## Task instructions
Every line below that holds the string "head" must be copied.

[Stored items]
===

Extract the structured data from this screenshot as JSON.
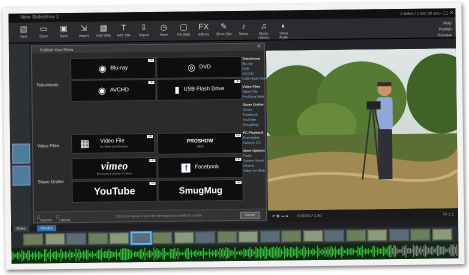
{
  "app": {
    "title": "New Slideshow 2",
    "right_status": "1 slides / 1 min 30 sec"
  },
  "toolbar": {
    "items": [
      {
        "label": "New",
        "icon": "new-icon"
      },
      {
        "label": "Open",
        "icon": "folder-icon"
      },
      {
        "label": "Save",
        "icon": "save-icon"
      },
      {
        "label": "Import",
        "icon": "import-icon"
      },
      {
        "label": "Add Slide",
        "icon": "add-slide-icon"
      },
      {
        "label": "Add Title",
        "icon": "title-icon"
      },
      {
        "label": "Import",
        "icon": "import2-icon"
      },
      {
        "label": "Timer",
        "icon": "timer-icon"
      },
      {
        "label": "Fill Slide",
        "icon": "fill-icon"
      },
      {
        "label": "Effects",
        "icon": "fx-icon"
      },
      {
        "label": "Show Opt",
        "icon": "options-icon"
      },
      {
        "label": "Music",
        "icon": "music-icon"
      },
      {
        "label": "Music Library",
        "icon": "library-icon"
      },
      {
        "label": "Show Audio",
        "icon": "audio-icon"
      }
    ],
    "right_lines": [
      "Help",
      "Publish",
      "Preview"
    ]
  },
  "dialog": {
    "title": "Publish Your Show",
    "categories": [
      "Televisions",
      "Video Files",
      "Share Online"
    ],
    "buttons": {
      "bluray": "Blu-ray",
      "dvd": "DVD",
      "avchd": "AVCHD",
      "usb": "USB Flash Drive",
      "videofile": "Video File",
      "videofile_sub": "for Web and Devices",
      "proshow": "PROSHOW",
      "proshow_sub": "WEB",
      "vimeo": "vimeo",
      "vimeo_sub": "Showcase a Lifetime of Videos",
      "facebook": "Facebook",
      "youtube": "YouTube",
      "smugmug": "SmugMug",
      "hd_badge": "HD"
    },
    "footer": {
      "check1": "Options",
      "check2": "Upload",
      "hint": "Click the name or icon for the output you want to create",
      "cancel": "Cancel"
    },
    "side": {
      "sections": [
        {
          "head": "Televisions",
          "items": [
            "Blu-ray",
            "DVD",
            "AVCHD",
            "USB Flash Drive"
          ]
        },
        {
          "head": "Video Files",
          "items": [
            "Video File",
            "ProShow Web"
          ]
        },
        {
          "head": "Share Online",
          "items": [
            "Vimeo",
            "Facebook",
            "YouTube",
            "SmugMug"
          ]
        },
        {
          "head": "PC Playback",
          "items": [
            "Executable",
            "Autorun CD"
          ]
        },
        {
          "head": "More Options",
          "items": [
            "Flash",
            "Screen Saver",
            "Device",
            "Video for Web"
          ]
        }
      ]
    }
  },
  "player": {
    "timecode": "0:00:00 / 1:30",
    "zoom_label": "Fit 1:1"
  },
  "timeline": {
    "tabs": [
      "Slides",
      "Timeline"
    ],
    "thumb_count": 20
  },
  "colors": {
    "accent": "#3a8fd6",
    "waveform": "#39c23c",
    "youtube_red": "#d32323",
    "facebook_blue": "#3b5998"
  }
}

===

## Answer to this problem
          "head": "Televisions",
          "head": "Video Files",
          "head": "Share Online",
          "head": "PC Playback",
          "head": "More Options",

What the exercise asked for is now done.